A climate-neutral world free of hunger and poverty is a distant proposition. Still, it is achievable. If, by means of redistribution and global cooperation, we manage to create prosperity for all, democracy will profit too.
On 18 July of this year, I had the great honour to address the United Nations in New York and the heads of government that were meeting there. My feelings, on this occasion, were however decidedly mixed – I was not the bearer of good news. The great vision of the Agenda 2030 – a world without hunger and with productive, equitable, and environmentally-friendly economies – this vision has faded into the background.
That is one of the key messages of the World Sustainability Report, which, since 2020, I have been compiling for the United Nations in a joint effort with other scientists. Recently, because of COVID-19, as well as wars and conflicts, poverty and hunger have been on the rise again. Subsidies for oil, gas, and coal have doubled and the environment is being degraded through overuse, pollution, and climate change.
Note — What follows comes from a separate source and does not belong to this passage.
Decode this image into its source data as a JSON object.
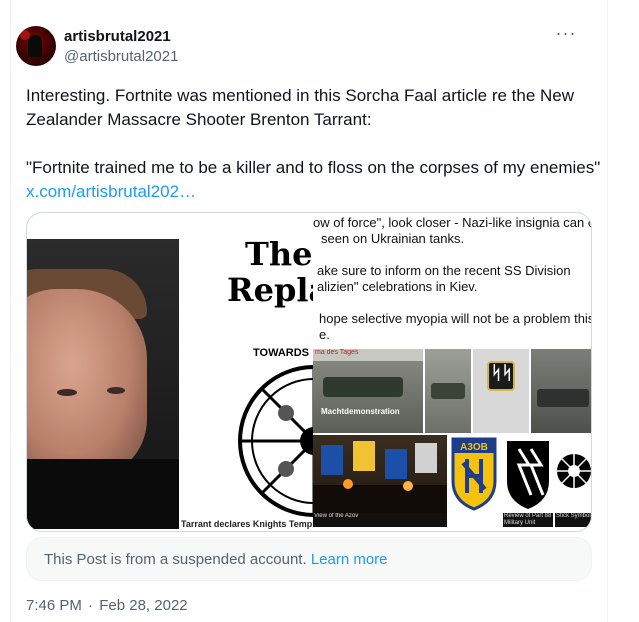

What is to be done? Our report presents a three-step answer: First, we know what measures need to be taken to achieve sustainable food production, renewable energies, or effective social safety nets also for the countries of the Global South. Measures that tackle more than one aspect are especially potent – such as, for example, a CO2 fee whose revenue would be used to redistribute wealth and profit the budgets of poorer countries.
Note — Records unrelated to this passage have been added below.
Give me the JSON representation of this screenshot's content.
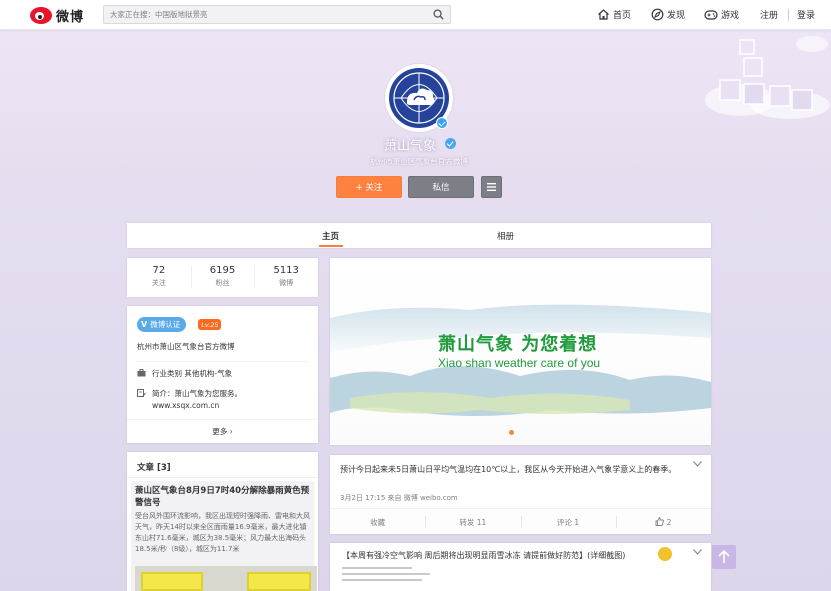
{
  "header": {
    "logo_text": "微博",
    "search_placeholder": "大家正在搜：中国版地狱景亮",
    "nav": [
      {
        "label": "首页",
        "icon": "home-icon"
      },
      {
        "label": "发现",
        "icon": "discover-icon"
      },
      {
        "label": "游戏",
        "icon": "game-icon"
      },
      {
        "label": "注册"
      },
      {
        "label": "登录"
      }
    ]
  },
  "profile": {
    "name": "萧山气象",
    "bio": "杭州市萧山区气象台官方微博",
    "follow_label": "+ 关注",
    "message_label": "私信"
  },
  "tabs": [
    "主页",
    "相册"
  ],
  "stats": [
    {
      "value": "72",
      "label": "关注"
    },
    {
      "value": "6195",
      "label": "粉丝"
    },
    {
      "value": "5113",
      "label": "微博"
    }
  ],
  "info": {
    "verified_label": "微博认证",
    "level": "Lv.25",
    "description": "杭州市萧山区气象台官方微博",
    "industry": "行业类别  其他机构-气象",
    "intro_label": "简介：",
    "intro_text": "萧山气象为您服务。",
    "website": "www.xsqx.com.cn",
    "more_label": "更多"
  },
  "articles": {
    "title": "文章 [3]",
    "headline": "萧山区气象台8月9日7时40分解除暴雨黄色预警信号",
    "excerpt": "受台风外围环流影响，我区出现短时强降雨、雷电和大风天气，昨天14时以来全区面雨量16.9毫米，最大进化镇东山村71.6毫米，城区为38.5毫米；风力最大出海码头18.5米/秒（8级），城区为11.7米"
  },
  "banner": {
    "title": "萧山气象  为您着想",
    "subtitle": "Xiao  shan weather care of you"
  },
  "post": {
    "text": "预计今日起来未5日萧山日平均气温均在10℃以上，我区从今天开始进入气象学意义上的春季。",
    "meta": "3月2日 17:15 来自 微博 weibo.com",
    "actions": [
      "收藏",
      "转发 11",
      "评论 1",
      "2"
    ]
  },
  "post2": {
    "text": "【本周有强冷空气影响 周后期将出现明显雨雪冰冻 请提前做好防范】(详细截图)"
  },
  "colors": {
    "accent": "#ff8140",
    "brand_red": "#e6162d",
    "banner_green": "#1f9a3c",
    "verified_blue": "#5aaaea"
  }
}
Secondly, such measures have to be part of an ambitious long-term transformation strategy. Small steps will not do. Thirdly, we will have to learn how to build and sustain robust political and social support – because otherwise, we will not be able to overcome the conflicts and resistance that will naturally arise during the transformation towards a sustainable world.
For this, national and local action alone will not suffice – not even if it happens around the world. Rather, we will need to infuse the sustainability goals through international efforts into tough policy areas such as trade, finance, tax, and economics. Ngozi Okonjo-Iweala, head of the World Trade Organization, said as much in September 2023 in Berlin, and for this, she gave the following reasons: In the future, we will still need global economic cooperation. Globalisation, however, in order to produce prosperity for all, will need to be reconfigured in the named policy areas.
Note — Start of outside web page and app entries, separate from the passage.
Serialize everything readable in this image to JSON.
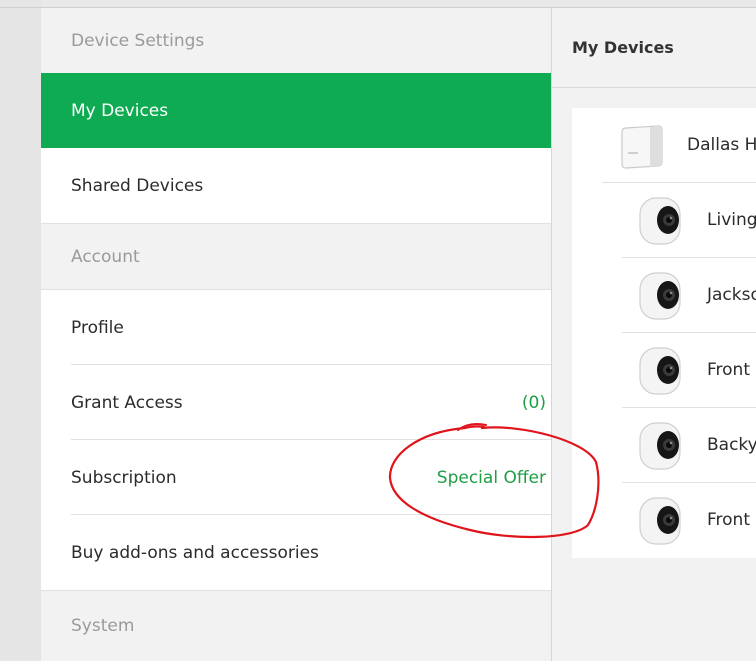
{
  "settings": {
    "sections": [
      {
        "title": "Device Settings"
      },
      {
        "title": "Account"
      },
      {
        "title": "System"
      }
    ],
    "device_items": [
      {
        "label": "My Devices",
        "active": true
      },
      {
        "label": "Shared Devices",
        "active": false
      }
    ],
    "account_items": [
      {
        "label": "Profile",
        "value": ""
      },
      {
        "label": "Grant Access",
        "value": "(0)"
      },
      {
        "label": "Subscription",
        "value": "Special Offer"
      },
      {
        "label": "Buy add-ons and accessories",
        "value": ""
      }
    ]
  },
  "devices": {
    "title": "My Devices",
    "items": [
      {
        "name": "Dallas H",
        "icon": "base-station-icon"
      },
      {
        "name": "Living",
        "icon": "camera-icon"
      },
      {
        "name": "Jackso",
        "icon": "camera-icon"
      },
      {
        "name": "Front",
        "icon": "camera-icon"
      },
      {
        "name": "Backy",
        "icon": "camera-icon"
      },
      {
        "name": "Front",
        "icon": "camera-icon"
      }
    ]
  },
  "colors": {
    "accent_green": "#0fab52",
    "value_green": "#1f9e45",
    "annotation_red": "#e0141b"
  }
}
I am convinced this is true. The stupendous concentration of income and property that is a global as well as a national problem needs to be addressed by political means. What we need is an international tax accord overseen by the United Nations, an accord that regulates the global taxation of profits and prohibits the transfer of profits to low-tax countries. Plus, we need debt relief to enable countries to invest in climate adaptation and climate change mitigation.
The German government has the means to promote equitable and sustainable economies in other countries. Examples are bilateral partnerships for the extraction and processing of natural resources and climate and energy partnerships that promote renewables. Regarding fair trade with green hydrogen, the Heinrich Böll Foundation and Brot für die Welt have produced a catalogue of criteria that should apply.
Democracies manifest themselves by sustainably improving everyone’s standard of living – and even more so that of those who are unable to achieve this on their own. That is true for us today, as well as for future generations. To make this a reality we will have to agree on certain transformations – and do it honestly. Some growing pains will be unavoidable.
If we achieve this aim, political parties and public institutions will be able to regain the trust they have lost by ignoring and minimising the necessary changes. Change or transformation is not an end in itself – it is necessary to protect our livelihoods.
If Germany and Europe promote an equitable reconfiguration of globalisation, it will become possible to boost the international standing of democracy and multilateral cooperation. It’s high time.
Translated from the German by Bernd Herrmann.